The recent termination of Jian Ghomeshi’s employment by the Canadian Broadcasting Corporation (the “CBC”) from popular radio program “Q” has raised a number of important moral questions about the allegations against the former host. However, the situation also raises fundamental legal questions, including whether an employer may terminate an employee based on his or her private activities.
Can Employees be Terminated for Private Activity?
According to various news reports, as well as statements from the CBC and Mr. Ghomeshi, the termination stemmed from information CBC had obtained regarding Mr. Ghomeshi’s sexual relationships with numerous women and forthcoming allegations of sexual assault. While it may be surprising to some, there is a recognized legal foundation for the CBC’s actions in the circumstances.
In Canada, employees owe a number of duties to their employers, including a duty to act with good faith and fidelity to the employer. Generally, where an employee’s alleged misconduct interferes with or prejudices the safe and proper conduct of the employer’s business, it may serve as grounds for discipline and, in certain cases, the termination of the employment relationship for cause (and without notice or payment in lieu of notice). This is true even where the misconduct (or alleged misconduct) occurs outside the workplace, and on the employee’s private time. However, in those cases the damage to the employer’s business would usually be expected to stem from the loss of public confidence that may result in the event that the employee’s misconduct were to be associated with the employer’s business.
For example, in Canadian Imperial Bank of Commerce v. Boisvert,  2 F.C. 431, the Federal Court of Appeal upheld the termination of a bank teller that established an extra-curricular relationship with a convicted thief, thereby jeopardizing the interests of the employer. In Kelly v. Linamar Corporation, 2005 CanLII 42487 (ON SC), the materials manufacturer for a company with an “excellent reputation in the community” was terminated after being charged with possession of child pornography. The Court upheld the termination, finding that the employer had built up a good reputation in the surrounding community, and stating “a company is entitled to take reasonable steps to protect such a reputation and the termination of the employee was just such a step” (at para. 31).
These same principles apply equally in a unionized environment, such as appears to be the case with Mr. Ghomeshi, where employees may only be terminated for “just cause”. The concept of “just cause” can be an extremely high bar for employers to meet. However, labour arbitrators have concluded that acts that detrimentally affect the employer’s reputation or render an employee unable to properly discharge his or her employment obligations may constitute “just cause” to end the employment relationship (see Bell Aliant Regional Communication L.P. (2010), 203 LAC (4th) 407 (Archibald)).
The Take Home Lesson

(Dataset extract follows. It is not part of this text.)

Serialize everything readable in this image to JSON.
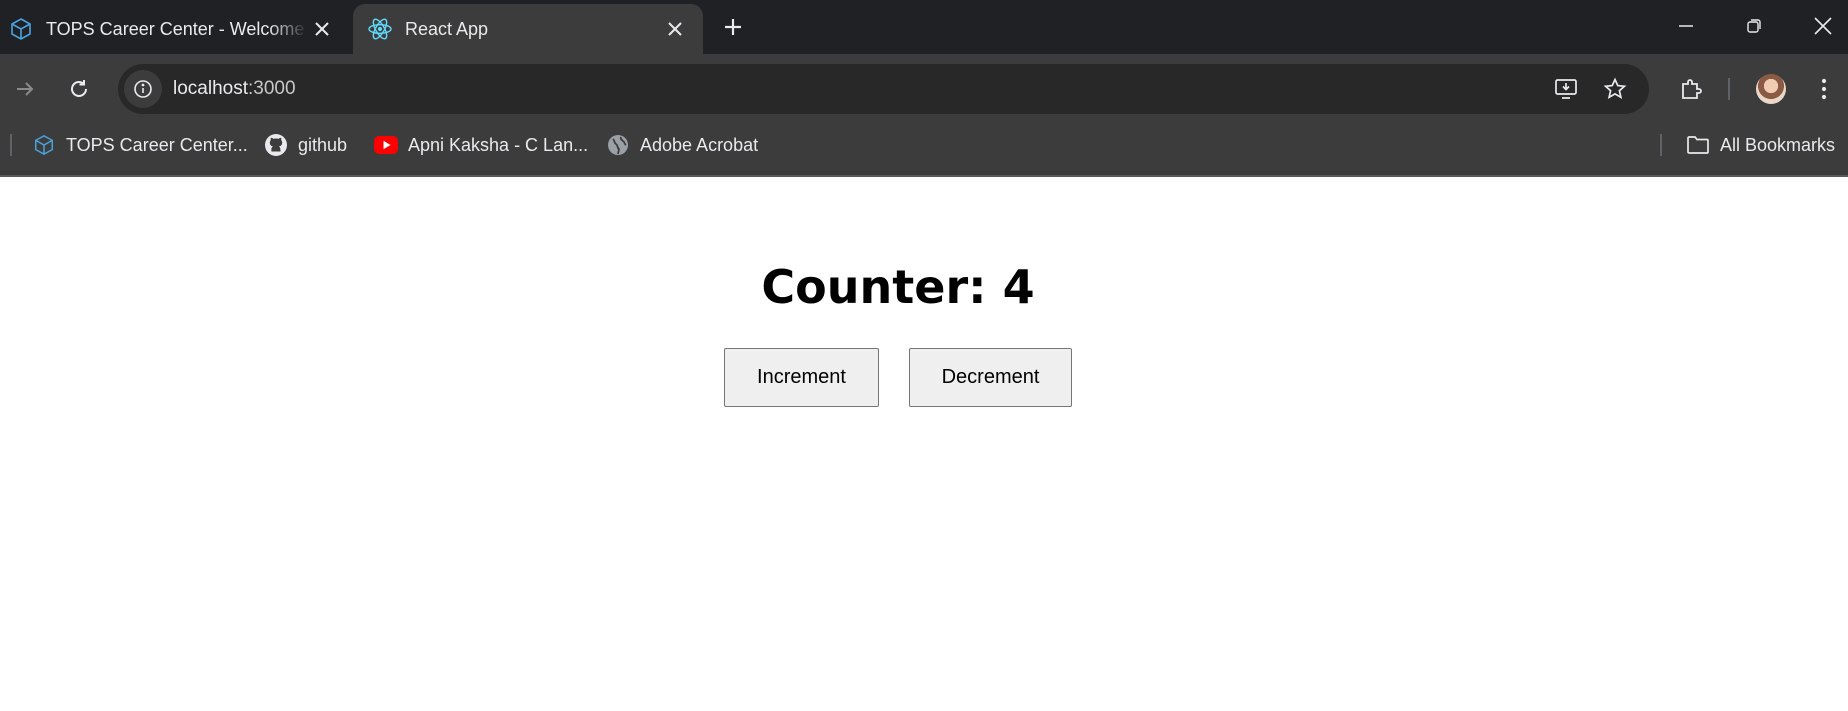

Ultimately, whether an employee’s conduct outside of work may jeopardize his or her employment relationship will turn on the degree of responsibility exercised by the employee, as well as the employer’s notoriety and the degree to which, if at all, its reputation in the community will likely be affected by the employee’s alleged conduct. However, where such conduct suggests that the employee has characteristics or attributes that are incompatible with the employer’s business, the Court or arbitrator may find that the employment relationship cannot continue and that the employer may dismiss the employee for cause, without notice, payment in lieu of notice or, in the arbitral context, reinstatement.